▶ _Work item_
Of the lines below, copy those that hold the word "Великанова".

▶ _Supplied records_
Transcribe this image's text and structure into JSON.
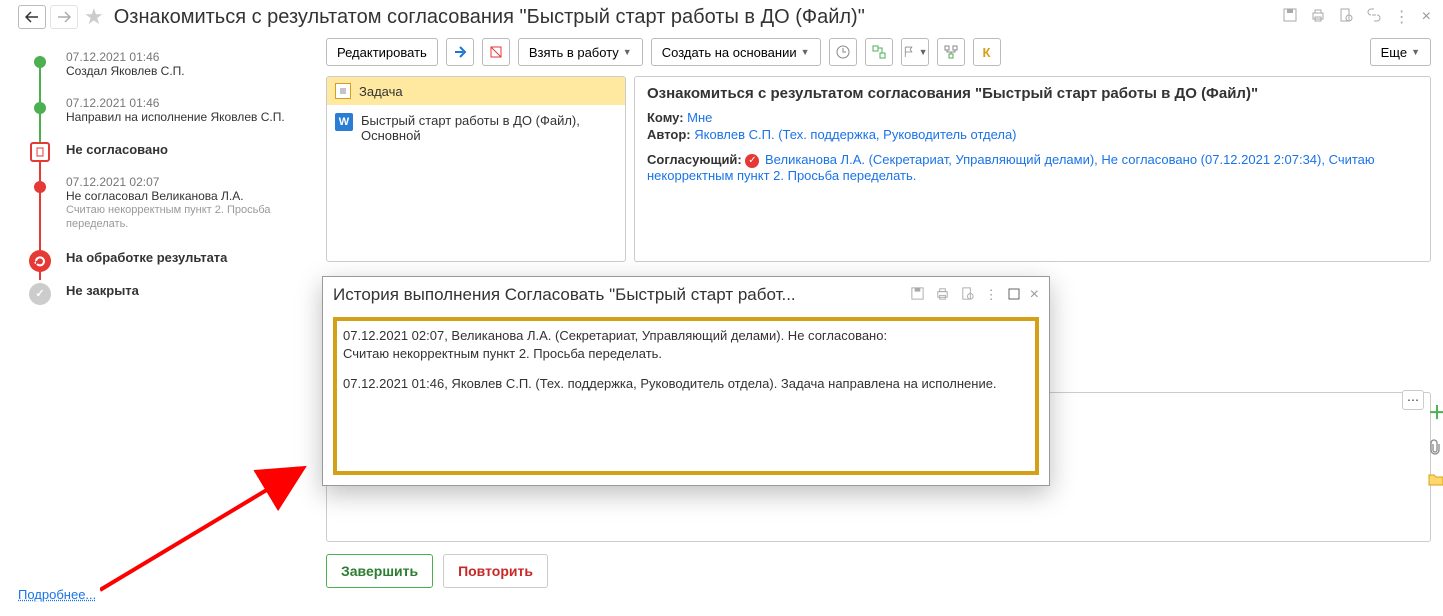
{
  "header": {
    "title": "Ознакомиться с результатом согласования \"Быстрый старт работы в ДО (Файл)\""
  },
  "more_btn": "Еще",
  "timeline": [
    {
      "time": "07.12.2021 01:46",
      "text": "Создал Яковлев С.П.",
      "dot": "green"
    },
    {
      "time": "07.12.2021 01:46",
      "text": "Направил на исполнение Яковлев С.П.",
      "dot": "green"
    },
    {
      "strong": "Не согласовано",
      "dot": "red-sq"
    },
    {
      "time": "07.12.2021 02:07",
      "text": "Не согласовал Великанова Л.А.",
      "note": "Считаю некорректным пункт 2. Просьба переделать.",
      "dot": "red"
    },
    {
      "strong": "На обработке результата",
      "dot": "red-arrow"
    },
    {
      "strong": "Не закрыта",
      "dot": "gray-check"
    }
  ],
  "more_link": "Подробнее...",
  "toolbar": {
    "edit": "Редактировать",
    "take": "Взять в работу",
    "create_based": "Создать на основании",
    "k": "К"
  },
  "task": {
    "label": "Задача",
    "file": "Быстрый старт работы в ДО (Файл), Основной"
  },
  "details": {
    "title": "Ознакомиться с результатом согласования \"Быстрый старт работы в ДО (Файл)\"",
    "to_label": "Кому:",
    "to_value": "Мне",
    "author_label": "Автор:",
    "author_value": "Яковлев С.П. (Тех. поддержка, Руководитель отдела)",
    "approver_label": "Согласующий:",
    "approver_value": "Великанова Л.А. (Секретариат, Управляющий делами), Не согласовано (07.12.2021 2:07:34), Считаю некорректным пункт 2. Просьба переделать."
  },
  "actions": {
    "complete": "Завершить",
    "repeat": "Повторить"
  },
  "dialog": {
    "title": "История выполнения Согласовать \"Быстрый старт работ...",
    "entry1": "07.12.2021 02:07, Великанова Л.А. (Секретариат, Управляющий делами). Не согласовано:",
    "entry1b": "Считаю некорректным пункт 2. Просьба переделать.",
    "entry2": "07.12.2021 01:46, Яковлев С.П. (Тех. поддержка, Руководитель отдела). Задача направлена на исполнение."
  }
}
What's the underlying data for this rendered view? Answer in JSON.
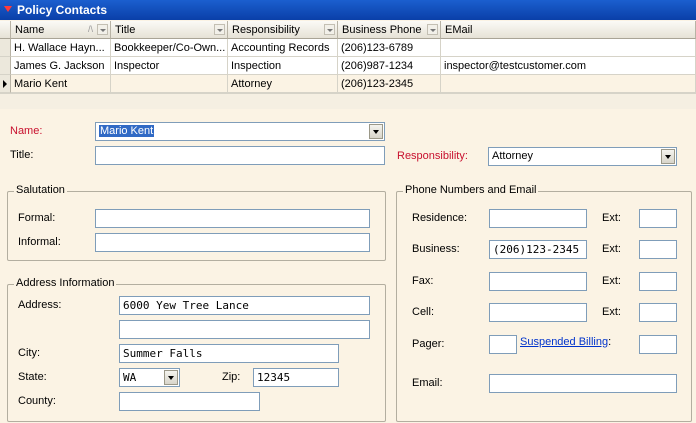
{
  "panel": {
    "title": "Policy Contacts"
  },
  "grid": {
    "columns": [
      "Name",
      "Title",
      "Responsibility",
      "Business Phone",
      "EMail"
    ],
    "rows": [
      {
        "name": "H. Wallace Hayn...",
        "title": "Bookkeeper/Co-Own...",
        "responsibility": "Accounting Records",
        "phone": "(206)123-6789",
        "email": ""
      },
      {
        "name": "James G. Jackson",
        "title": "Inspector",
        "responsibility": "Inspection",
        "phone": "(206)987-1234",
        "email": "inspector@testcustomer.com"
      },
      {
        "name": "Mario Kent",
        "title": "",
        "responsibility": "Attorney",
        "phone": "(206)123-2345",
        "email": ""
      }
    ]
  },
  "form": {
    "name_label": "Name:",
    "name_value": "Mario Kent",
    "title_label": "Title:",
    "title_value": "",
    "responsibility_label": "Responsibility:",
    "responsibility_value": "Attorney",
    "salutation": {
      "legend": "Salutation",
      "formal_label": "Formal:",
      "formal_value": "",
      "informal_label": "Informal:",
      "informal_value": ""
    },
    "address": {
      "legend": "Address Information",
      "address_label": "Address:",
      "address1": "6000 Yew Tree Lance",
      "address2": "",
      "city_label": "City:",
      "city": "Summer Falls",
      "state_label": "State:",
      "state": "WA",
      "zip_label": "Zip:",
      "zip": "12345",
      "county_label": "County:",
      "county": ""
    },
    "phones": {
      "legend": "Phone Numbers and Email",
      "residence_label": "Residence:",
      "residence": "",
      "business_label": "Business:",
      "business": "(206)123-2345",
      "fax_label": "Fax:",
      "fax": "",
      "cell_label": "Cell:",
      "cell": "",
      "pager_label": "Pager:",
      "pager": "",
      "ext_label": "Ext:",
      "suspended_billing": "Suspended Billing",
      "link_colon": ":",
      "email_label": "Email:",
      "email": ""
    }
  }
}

▶ _Expected answer_
      "text": "Не согласовал Великанова Л.А.",
    "approver_value": "Великанова Л.А. (Секретариат, Управляющий делами), Не согласовано (07.12.2021 2:07:34), Считаю некорректным пункт 2. Просьба переделать."
    "entry1": "07.12.2021 02:07, Великанова Л.А. (Секретариат, Управляющий делами). Не согласовано:",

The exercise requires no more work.